> _TASK DIRECTIONS_
Note how many lines in these entries contain "hint", and reply with that number alone.

> _RECORDS TO PROCESS_
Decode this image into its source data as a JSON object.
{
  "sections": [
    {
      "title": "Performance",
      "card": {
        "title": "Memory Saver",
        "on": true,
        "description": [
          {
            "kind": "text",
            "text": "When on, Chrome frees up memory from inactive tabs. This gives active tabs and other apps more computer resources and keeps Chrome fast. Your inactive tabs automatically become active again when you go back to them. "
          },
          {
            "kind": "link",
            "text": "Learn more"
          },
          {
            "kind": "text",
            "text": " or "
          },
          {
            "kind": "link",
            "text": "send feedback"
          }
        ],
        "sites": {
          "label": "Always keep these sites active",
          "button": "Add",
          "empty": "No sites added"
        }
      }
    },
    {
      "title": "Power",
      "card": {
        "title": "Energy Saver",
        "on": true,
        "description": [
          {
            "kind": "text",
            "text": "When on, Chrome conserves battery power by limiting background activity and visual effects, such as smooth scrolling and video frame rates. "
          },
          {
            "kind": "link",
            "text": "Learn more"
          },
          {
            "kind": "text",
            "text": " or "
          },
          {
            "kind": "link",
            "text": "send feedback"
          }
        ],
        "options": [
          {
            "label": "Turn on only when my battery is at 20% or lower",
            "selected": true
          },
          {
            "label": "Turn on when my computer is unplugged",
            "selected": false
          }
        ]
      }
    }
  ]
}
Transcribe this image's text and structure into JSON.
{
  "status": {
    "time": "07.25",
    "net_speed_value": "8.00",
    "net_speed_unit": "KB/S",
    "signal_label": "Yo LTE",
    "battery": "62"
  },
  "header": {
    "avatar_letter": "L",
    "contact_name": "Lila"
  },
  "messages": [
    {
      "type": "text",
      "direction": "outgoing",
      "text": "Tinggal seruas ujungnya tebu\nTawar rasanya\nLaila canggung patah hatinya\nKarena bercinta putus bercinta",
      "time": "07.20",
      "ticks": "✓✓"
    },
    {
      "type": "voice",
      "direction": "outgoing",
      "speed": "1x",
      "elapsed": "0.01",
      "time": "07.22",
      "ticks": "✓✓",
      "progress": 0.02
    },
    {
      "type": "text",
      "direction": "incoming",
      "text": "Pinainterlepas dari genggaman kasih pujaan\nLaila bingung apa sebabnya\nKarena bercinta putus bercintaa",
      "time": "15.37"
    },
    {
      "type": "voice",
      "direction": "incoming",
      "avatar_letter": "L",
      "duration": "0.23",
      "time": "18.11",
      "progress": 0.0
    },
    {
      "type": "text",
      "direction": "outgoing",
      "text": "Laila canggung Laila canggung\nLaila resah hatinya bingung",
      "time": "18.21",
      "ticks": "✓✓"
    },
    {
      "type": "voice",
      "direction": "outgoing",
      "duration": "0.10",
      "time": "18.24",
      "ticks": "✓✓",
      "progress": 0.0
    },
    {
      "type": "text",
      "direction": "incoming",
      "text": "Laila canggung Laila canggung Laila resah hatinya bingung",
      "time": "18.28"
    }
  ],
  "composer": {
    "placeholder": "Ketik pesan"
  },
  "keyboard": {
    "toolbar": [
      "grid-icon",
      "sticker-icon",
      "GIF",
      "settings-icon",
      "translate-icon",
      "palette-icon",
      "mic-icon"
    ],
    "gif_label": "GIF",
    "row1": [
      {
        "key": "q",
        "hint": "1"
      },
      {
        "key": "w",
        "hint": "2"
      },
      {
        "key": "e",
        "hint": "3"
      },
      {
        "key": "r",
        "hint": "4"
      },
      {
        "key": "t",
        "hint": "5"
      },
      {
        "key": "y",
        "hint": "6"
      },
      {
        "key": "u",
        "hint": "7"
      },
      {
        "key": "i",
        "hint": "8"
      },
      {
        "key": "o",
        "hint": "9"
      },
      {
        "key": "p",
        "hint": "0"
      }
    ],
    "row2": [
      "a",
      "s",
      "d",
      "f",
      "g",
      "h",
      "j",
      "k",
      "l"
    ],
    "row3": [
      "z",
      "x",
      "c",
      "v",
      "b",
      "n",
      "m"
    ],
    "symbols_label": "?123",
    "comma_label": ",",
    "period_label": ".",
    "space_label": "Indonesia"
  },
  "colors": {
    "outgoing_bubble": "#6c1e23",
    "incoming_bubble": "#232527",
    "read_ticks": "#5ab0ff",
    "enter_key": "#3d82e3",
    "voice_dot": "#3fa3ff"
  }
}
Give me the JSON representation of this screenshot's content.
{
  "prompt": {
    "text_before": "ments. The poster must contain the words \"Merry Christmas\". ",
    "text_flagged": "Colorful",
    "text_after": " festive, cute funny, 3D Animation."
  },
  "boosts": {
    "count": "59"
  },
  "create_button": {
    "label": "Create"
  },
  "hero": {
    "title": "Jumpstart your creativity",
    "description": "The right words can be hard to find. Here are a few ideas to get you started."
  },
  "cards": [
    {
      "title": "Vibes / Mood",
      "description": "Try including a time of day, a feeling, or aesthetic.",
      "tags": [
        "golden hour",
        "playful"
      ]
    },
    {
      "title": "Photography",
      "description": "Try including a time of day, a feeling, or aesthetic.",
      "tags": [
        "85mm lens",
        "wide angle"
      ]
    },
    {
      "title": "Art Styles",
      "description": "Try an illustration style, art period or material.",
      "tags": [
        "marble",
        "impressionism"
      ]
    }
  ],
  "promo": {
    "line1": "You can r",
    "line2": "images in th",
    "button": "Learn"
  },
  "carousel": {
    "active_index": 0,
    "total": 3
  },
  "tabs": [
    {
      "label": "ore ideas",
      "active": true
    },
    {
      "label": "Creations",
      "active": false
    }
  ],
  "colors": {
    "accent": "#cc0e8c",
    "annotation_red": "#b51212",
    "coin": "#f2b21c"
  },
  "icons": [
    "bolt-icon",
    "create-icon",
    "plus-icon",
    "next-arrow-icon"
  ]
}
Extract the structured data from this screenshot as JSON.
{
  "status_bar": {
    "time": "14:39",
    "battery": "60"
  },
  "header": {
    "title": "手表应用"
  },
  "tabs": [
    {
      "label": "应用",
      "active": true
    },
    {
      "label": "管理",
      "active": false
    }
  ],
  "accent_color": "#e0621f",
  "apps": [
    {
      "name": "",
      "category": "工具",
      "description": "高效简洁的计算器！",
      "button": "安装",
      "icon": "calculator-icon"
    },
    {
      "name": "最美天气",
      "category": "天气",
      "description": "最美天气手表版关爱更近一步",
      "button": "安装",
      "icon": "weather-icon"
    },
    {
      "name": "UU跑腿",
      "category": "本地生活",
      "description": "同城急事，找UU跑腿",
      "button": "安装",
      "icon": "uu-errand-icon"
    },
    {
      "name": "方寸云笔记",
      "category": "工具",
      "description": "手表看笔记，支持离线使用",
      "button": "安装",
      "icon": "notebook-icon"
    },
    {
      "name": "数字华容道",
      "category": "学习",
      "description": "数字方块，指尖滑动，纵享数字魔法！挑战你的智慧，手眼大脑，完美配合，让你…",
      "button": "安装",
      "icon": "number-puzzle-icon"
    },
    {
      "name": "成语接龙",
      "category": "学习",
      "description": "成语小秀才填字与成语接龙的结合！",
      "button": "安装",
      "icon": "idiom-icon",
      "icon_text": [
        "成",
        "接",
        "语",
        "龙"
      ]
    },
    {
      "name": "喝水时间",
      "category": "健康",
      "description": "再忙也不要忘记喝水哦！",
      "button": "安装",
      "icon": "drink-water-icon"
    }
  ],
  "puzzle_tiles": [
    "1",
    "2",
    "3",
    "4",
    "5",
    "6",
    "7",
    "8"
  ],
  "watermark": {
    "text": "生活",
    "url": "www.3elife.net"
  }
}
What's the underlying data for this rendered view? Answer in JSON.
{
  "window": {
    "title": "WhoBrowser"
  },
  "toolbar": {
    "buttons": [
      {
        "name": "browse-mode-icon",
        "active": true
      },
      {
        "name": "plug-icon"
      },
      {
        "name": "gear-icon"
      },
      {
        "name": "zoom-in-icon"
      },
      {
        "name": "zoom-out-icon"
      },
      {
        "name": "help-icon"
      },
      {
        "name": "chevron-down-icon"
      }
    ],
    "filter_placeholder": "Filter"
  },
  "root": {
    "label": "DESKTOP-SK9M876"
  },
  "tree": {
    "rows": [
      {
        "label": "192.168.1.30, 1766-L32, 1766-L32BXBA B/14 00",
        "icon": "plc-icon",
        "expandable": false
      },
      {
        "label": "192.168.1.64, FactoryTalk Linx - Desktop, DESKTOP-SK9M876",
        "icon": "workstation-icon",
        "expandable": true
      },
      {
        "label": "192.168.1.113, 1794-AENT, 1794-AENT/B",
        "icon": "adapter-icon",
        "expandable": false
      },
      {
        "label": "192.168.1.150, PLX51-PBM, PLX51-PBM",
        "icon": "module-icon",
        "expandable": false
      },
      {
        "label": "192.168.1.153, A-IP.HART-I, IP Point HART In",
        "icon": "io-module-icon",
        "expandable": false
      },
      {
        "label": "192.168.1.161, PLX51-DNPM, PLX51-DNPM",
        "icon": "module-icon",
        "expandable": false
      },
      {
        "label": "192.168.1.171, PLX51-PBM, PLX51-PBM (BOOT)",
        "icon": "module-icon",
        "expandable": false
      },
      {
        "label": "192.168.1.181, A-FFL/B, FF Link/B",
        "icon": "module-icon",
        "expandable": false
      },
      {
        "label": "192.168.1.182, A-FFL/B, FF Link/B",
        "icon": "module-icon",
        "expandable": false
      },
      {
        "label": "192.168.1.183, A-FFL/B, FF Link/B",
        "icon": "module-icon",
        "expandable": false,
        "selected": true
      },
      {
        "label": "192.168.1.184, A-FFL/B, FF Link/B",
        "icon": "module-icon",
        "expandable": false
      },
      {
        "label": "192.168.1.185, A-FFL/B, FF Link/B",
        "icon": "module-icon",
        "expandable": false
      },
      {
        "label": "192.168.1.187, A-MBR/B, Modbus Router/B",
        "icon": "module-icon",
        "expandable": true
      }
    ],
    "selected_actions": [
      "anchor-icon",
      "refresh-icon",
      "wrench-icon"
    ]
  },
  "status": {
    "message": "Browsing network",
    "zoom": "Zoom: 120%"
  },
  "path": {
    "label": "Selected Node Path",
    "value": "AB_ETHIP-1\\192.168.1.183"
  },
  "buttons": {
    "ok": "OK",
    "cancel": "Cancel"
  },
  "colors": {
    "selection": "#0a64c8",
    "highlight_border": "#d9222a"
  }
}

> _PROBLEM SOLUTION_
10